As their senior year began, the couple set a date for the wedding. It would be thirteen days after graduation. Bob satisfied Mary’s parents by acquiring an engagement ring with the help of his tough-guy bouncer roommates from East Chicago.

Bob and Mary began interviewing for engineering jobs, wondering where they would live after graduation. Possible locations ranged from the mid-west to Baltimore, Pennsylvania, and Los Angeles. However, another opportunity presented itself on a hallway bulletin board: an AEC special fellowship to study nuclear engineering anywhere in the U.S.

Ever since hearing the news of the atom bombs that ended World War II, Bob had been intrigued by the potential of nuclear energy. He decided to apply to the Atoms for Peace program, and received one of 127 fellowships granted. It was a generous offer of full tuition for a Masters degree at any of fifteen participating engineering schools, plus $3,500 per year in living expenses. Graduating engineers at the time were landing jobs with annual salaries of $6,000. But this fellowship program promised an advanced degree after one year in a field of study that was just being de-classified.

With the final fellowship paperwork in hand, Bob asked Mary, “Should I do this or not? Because I need to mail in this paperwork.”

“Sure, I said, ‘Let’s mail it in,’” recalled Mary, “So I jumped out of the car, put the envelope in the mailbox, jumped back in, and said, ‘You know, if you change your mind, you can always tell them.’ He said, ‘No, that was the commitment.’ So we did it.”

Bob favored MIT and Michigan, and ended up choosing the University of Michigan in Ann Arbor.  Bob and Mary initially got jobs in Jackson, Michigan, at Commonwealth Associates, an engineering consulting firm. Bob would be working on a the Fermi nuclear reactor project near Detroit, an opportunity to get a jump start on his studies. Mary was going to be working on pipe hangers, a less exciting engineering challenge.

They needed to find a place to live in Ann Arbor, so Bob made a trip there and found a one-room apartment for $87.50 per month. It was in the basement of 809 East Kingsley; fully furnished with a fold-out bed. They didn’t need a lot of room, though.

“Our total belongings could fit easily in Bob’s car,” explained Mary.

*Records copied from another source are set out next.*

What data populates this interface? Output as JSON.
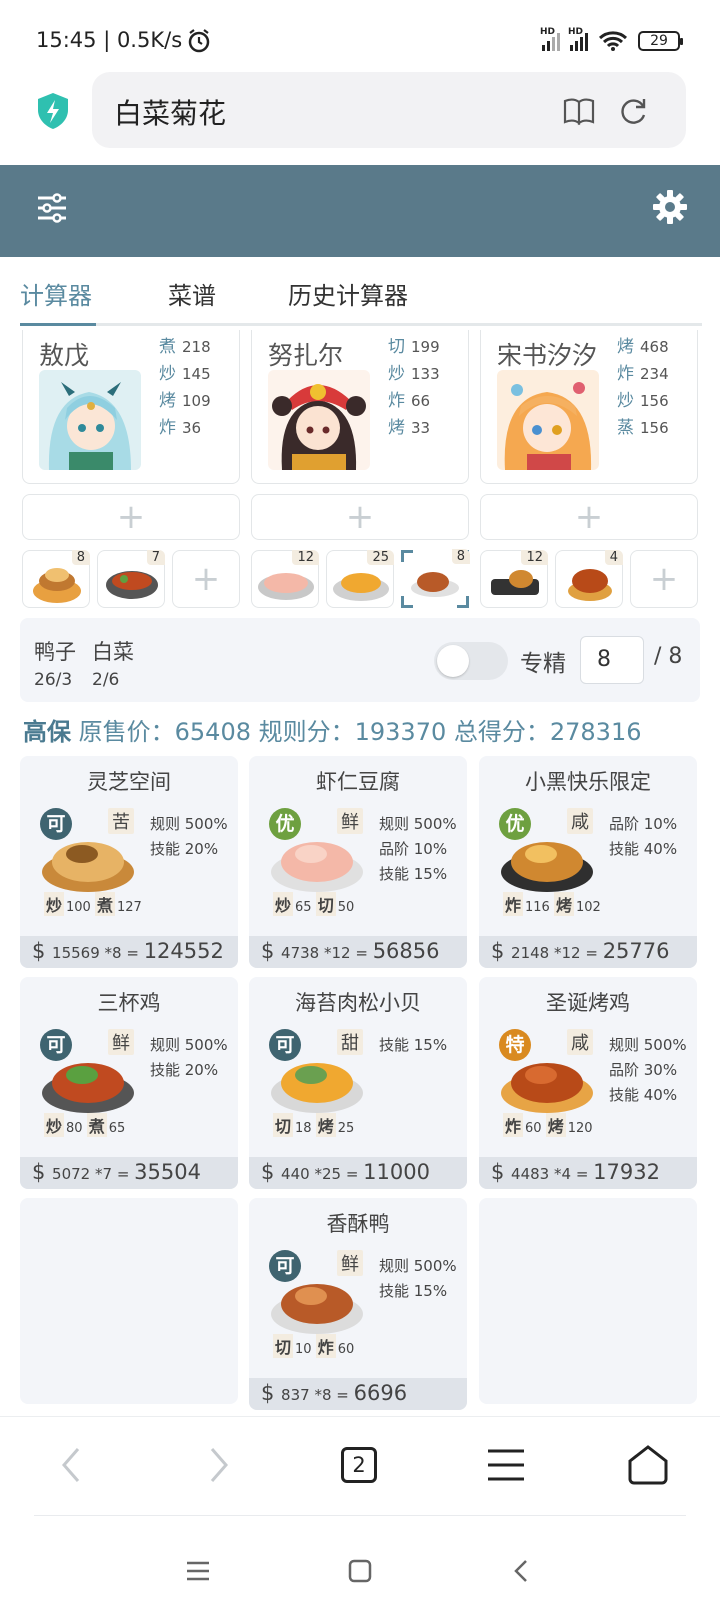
{
  "status_bar": {
    "time": "15:45 | 0.5K/s",
    "hd1": "HD",
    "hd2": "HD",
    "battery": "29"
  },
  "browser": {
    "title": "白菜菊花",
    "tab_count": "2"
  },
  "tabs": [
    "计算器",
    "菜谱",
    "历史计算器"
  ],
  "chefs": [
    {
      "name": "敖戊",
      "stats": [
        {
          "k": "煮",
          "v": "218"
        },
        {
          "k": "炒",
          "v": "145"
        },
        {
          "k": "烤",
          "v": "109"
        },
        {
          "k": "炸",
          "v": "36"
        }
      ]
    },
    {
      "name": "努扎尔",
      "stats": [
        {
          "k": "切",
          "v": "199"
        },
        {
          "k": "炒",
          "v": "133"
        },
        {
          "k": "炸",
          "v": "66"
        },
        {
          "k": "烤",
          "v": "33"
        }
      ]
    },
    {
      "name": "宋书汐汐",
      "stats": [
        {
          "k": "烤",
          "v": "468"
        },
        {
          "k": "炸",
          "v": "234"
        },
        {
          "k": "炒",
          "v": "156"
        },
        {
          "k": "蒸",
          "v": "156"
        }
      ]
    }
  ],
  "dish_slots": [
    {
      "count": "8"
    },
    {
      "count": "7"
    },
    {
      "count": ""
    },
    {
      "count": "12"
    },
    {
      "count": "25"
    },
    {
      "count": "8"
    },
    {
      "count": "12"
    },
    {
      "count": "4"
    },
    {
      "count": ""
    }
  ],
  "info": {
    "ingredient1": "鸭子",
    "ingredient1_ratio": "26/3",
    "ingredient2": "白菜",
    "ingredient2_ratio": "2/6",
    "specialize_label": "专精",
    "specialize_value": "8",
    "specialize_max": "/ 8"
  },
  "totals": {
    "label": "高保",
    "text": "原售价：65408 规则分：193370 总得分：278316"
  },
  "recipes": [
    {
      "name": "灵芝空间",
      "grade": "可",
      "taste": "苦",
      "bonus": [
        "规则 500%",
        "技能 20%"
      ],
      "skills": [
        {
          "k": "炒",
          "v": "100"
        },
        {
          "k": "煮",
          "v": "127"
        }
      ],
      "price_unit": "15569 *8",
      "price_total": "124552"
    },
    {
      "name": "虾仁豆腐",
      "grade": "优",
      "taste": "鲜",
      "bonus": [
        "规则 500%",
        "品阶 10%",
        "技能 15%"
      ],
      "skills": [
        {
          "k": "炒",
          "v": "65"
        },
        {
          "k": "切",
          "v": "50"
        }
      ],
      "price_unit": "4738 *12",
      "price_total": "56856"
    },
    {
      "name": "小黑快乐限定",
      "grade": "优",
      "taste": "咸",
      "bonus": [
        "品阶 10%",
        "技能 40%"
      ],
      "skills": [
        {
          "k": "炸",
          "v": "116"
        },
        {
          "k": "烤",
          "v": "102"
        }
      ],
      "price_unit": "2148 *12",
      "price_total": "25776"
    },
    {
      "name": "三杯鸡",
      "grade": "可",
      "taste": "鲜",
      "bonus": [
        "规则 500%",
        "技能 20%"
      ],
      "skills": [
        {
          "k": "炒",
          "v": "80"
        },
        {
          "k": "煮",
          "v": "65"
        }
      ],
      "price_unit": "5072 *7",
      "price_total": "35504"
    },
    {
      "name": "海苔肉松小贝",
      "grade": "可",
      "taste": "甜",
      "bonus": [
        "技能 15%"
      ],
      "skills": [
        {
          "k": "切",
          "v": "18"
        },
        {
          "k": "烤",
          "v": "25"
        }
      ],
      "price_unit": "440 *25",
      "price_total": "11000"
    },
    {
      "name": "圣诞烤鸡",
      "grade": "特",
      "taste": "咸",
      "bonus": [
        "规则 500%",
        "品阶 30%",
        "技能 40%"
      ],
      "skills": [
        {
          "k": "炸",
          "v": "60"
        },
        {
          "k": "烤",
          "v": "120"
        }
      ],
      "price_unit": "4483 *4",
      "price_total": "17932"
    },
    {
      "name": "香酥鸭",
      "grade": "可",
      "taste": "鲜",
      "bonus": [
        "规则 500%",
        "技能 15%"
      ],
      "skills": [
        {
          "k": "切",
          "v": "10"
        },
        {
          "k": "炸",
          "v": "60"
        }
      ],
      "price_unit": "837 *8",
      "price_total": "6696"
    }
  ],
  "colors": {
    "header": "#5a7a8a",
    "accent": "#5a8aa0",
    "grade_ke": "#3f6470",
    "grade_you": "#6ea040",
    "grade_te": "#d98a20"
  }
}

A lot was happening that senior year, and Bob and Mary still needed to complete their studies to graduate.

Mary was planning a wedding. “My Dad gave me $400 to plan the wedding and reception. I also got a sewing machine for graduation so I could make my dress.”

Bob knew he needed to come through with a honeymoon, but he had no idea how that was going to happen with zero budget.

“Thankfully, Mary’s Aunt Maly and Uncle Willie suggested we use their cabin in Minong, Wisconsin. When we decided we would do that, Maly and Willie were thrilled.”

With the nuptials approaching, religion became a source of tension. At the start, Bob’s Protestant parents hinted they might not attend their only child’s Catholic wedding. Mary mentioned this to her Dad. He said, “He’s an only child. They’ll be there.” Bob sat for religious training with Purdue’s Catholic priest.

“That went pretty well,” Bob recalled, “mostly because I brought cigars and we discussed philosophy.”

But when the couple met with Mary’s hometown priest, his un-Christian attitudes shocked them. They requested a different pastor to conduct the ceremony.

On June 15, 1957, friends and family gathered, and Mary emerged at the end of the nave with her sister Maggie at her side. Bob, explaining that his parents were in the Catholic pews under duress, slipped the priest a twenty-dollar bill and asked him not to sprinkle them with holy water. But when Mary looked down the length of the church toward the alter, she exclaimed, “Oh, no, not him!” then walked out. The wedding had to be put on hold while Maggie explained to her sister that their preferred pastor was at home with a troublesome cyst on his side. At last the ceremony resumed.

After the reception, which was held in the backyard of Mary’s childhood home, the couple took their first drive together as man and wife in the same ‘51 Mercury that played such an important role in their romance. However, on that day it was cleverly camouflaged in a new coat of bright blue paint, and hidden in plain sight to avoid being decorated with tin cans and streamers.

Copyright Liz Behlke, 2018